## Required action
Only lines that contain the word "Number" belong in the answer; copy them from the records below.

## Data to process
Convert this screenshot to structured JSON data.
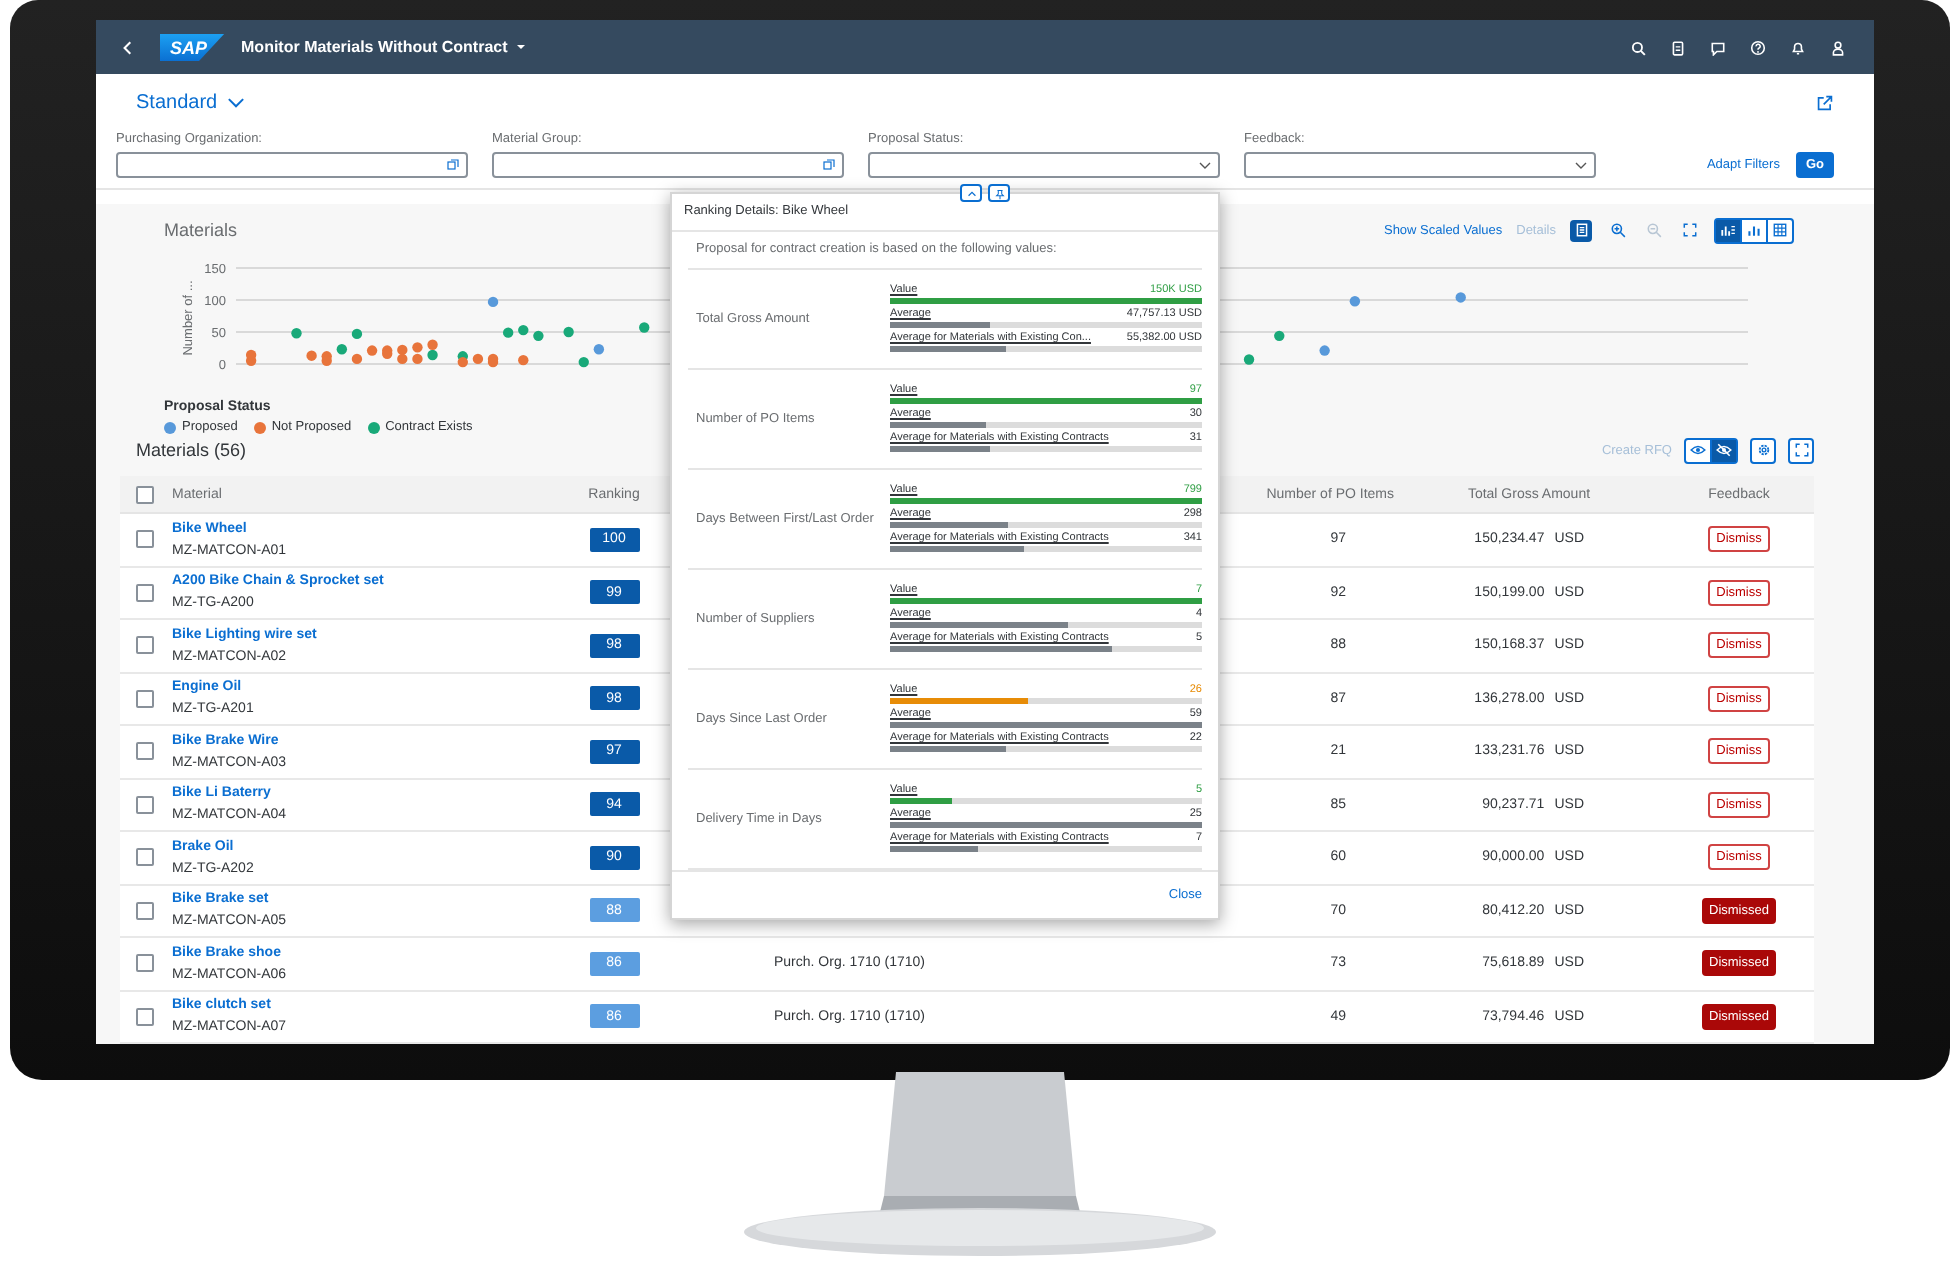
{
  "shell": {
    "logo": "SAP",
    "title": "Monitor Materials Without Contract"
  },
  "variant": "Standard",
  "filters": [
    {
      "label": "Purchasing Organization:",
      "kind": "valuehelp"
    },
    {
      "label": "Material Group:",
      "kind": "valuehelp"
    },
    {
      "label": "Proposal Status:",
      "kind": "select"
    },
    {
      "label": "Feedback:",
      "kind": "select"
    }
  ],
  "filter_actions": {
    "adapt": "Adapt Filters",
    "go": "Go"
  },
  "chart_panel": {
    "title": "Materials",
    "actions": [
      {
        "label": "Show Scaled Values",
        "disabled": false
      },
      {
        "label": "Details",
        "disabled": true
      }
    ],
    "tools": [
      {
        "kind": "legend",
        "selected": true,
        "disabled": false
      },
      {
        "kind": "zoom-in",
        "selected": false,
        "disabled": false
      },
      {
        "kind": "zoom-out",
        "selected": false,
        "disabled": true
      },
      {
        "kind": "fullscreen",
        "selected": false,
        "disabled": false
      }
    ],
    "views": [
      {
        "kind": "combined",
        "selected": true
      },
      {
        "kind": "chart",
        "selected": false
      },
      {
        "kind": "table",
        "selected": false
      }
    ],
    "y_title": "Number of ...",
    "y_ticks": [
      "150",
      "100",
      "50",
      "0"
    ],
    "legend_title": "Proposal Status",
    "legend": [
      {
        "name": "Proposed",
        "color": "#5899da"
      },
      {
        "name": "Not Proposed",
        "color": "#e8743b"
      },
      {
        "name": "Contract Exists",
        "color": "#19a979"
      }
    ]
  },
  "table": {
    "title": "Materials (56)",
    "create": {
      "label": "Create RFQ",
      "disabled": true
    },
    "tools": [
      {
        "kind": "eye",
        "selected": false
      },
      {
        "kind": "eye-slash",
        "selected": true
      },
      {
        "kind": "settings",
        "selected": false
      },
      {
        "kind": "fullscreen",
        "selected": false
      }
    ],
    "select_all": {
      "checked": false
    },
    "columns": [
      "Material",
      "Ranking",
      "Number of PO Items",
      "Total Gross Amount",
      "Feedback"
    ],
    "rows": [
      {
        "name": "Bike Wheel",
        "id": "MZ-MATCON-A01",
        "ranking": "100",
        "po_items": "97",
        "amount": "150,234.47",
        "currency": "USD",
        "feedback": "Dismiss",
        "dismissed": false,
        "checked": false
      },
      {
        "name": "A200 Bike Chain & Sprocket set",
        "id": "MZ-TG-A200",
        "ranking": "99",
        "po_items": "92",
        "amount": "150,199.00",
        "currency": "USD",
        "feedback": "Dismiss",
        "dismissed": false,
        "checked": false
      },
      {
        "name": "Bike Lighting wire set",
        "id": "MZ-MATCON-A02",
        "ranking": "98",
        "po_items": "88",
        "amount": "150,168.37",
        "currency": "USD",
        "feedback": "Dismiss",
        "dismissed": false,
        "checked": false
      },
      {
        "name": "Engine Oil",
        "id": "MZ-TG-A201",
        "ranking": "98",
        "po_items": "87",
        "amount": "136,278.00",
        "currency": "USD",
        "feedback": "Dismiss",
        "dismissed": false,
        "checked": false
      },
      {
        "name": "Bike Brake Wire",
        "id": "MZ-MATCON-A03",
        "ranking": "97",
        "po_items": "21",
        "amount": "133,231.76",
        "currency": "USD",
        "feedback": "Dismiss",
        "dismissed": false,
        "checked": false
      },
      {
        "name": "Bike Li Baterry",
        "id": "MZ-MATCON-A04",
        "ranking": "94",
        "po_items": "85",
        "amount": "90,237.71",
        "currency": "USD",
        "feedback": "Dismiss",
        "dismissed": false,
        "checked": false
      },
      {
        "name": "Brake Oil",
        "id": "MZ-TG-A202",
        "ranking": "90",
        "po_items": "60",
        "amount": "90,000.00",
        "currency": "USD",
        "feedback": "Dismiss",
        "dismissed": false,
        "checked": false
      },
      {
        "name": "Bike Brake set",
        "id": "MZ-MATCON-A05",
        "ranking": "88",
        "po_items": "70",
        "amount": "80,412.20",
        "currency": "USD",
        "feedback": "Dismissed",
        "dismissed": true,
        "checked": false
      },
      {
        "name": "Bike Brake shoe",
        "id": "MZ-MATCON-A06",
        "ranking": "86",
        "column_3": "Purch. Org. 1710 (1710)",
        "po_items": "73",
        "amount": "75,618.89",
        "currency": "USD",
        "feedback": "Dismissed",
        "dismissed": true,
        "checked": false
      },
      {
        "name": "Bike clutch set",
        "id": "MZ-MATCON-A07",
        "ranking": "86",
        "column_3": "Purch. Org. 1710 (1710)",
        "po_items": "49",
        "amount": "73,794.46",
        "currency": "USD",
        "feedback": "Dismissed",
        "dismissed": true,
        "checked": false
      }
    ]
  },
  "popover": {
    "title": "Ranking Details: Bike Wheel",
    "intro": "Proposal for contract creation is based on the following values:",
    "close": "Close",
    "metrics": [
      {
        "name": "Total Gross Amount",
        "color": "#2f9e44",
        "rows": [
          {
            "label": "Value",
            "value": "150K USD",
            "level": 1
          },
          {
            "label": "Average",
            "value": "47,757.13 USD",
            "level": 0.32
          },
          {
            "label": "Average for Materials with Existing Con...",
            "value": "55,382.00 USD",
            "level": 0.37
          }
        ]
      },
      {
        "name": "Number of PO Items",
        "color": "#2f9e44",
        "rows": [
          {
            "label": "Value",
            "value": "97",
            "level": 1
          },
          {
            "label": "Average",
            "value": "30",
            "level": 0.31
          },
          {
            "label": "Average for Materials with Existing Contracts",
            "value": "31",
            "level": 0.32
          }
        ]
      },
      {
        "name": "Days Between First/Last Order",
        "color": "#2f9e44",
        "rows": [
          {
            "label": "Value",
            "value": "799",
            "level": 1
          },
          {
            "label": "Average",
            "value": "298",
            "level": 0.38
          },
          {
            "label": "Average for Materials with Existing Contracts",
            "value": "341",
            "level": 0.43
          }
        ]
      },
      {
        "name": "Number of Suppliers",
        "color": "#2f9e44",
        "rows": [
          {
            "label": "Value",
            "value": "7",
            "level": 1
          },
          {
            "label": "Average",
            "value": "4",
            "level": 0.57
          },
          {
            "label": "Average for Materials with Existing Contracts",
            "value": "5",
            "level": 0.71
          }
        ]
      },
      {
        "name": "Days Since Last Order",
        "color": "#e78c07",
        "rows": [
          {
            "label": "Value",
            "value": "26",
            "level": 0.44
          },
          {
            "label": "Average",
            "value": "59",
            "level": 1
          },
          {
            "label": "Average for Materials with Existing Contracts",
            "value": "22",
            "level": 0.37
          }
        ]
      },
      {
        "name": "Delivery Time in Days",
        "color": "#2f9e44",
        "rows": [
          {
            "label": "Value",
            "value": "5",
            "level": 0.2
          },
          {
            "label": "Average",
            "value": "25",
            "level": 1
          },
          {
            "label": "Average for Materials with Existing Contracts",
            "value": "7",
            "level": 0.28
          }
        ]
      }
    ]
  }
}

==

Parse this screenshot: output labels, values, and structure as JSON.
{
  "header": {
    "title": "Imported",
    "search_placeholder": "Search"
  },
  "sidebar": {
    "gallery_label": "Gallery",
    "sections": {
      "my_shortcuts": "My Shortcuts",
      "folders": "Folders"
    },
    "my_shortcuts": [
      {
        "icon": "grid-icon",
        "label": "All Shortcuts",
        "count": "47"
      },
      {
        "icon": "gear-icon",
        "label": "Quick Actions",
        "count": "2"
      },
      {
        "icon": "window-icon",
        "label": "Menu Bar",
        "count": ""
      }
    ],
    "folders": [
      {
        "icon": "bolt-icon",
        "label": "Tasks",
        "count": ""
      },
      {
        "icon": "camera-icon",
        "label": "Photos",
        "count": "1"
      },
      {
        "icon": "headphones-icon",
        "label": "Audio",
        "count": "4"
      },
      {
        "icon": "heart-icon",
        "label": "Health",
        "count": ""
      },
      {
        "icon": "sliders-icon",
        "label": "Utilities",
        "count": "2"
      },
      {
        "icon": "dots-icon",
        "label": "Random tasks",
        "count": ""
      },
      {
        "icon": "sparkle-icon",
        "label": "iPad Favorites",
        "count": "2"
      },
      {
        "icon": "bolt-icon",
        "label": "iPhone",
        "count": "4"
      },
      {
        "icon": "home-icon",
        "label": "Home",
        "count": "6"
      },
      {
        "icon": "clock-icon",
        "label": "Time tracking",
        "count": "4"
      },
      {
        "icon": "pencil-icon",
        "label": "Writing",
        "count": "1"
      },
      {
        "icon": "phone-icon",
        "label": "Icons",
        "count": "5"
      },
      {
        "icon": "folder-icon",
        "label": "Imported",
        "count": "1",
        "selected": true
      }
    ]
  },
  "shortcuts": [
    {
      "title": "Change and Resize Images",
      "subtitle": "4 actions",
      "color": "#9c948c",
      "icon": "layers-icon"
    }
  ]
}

## Task result
    "y_title": "Number of ...",
      "Number of PO Items",
        "name": "Number of PO Items",
        "name": "Number of Suppliers",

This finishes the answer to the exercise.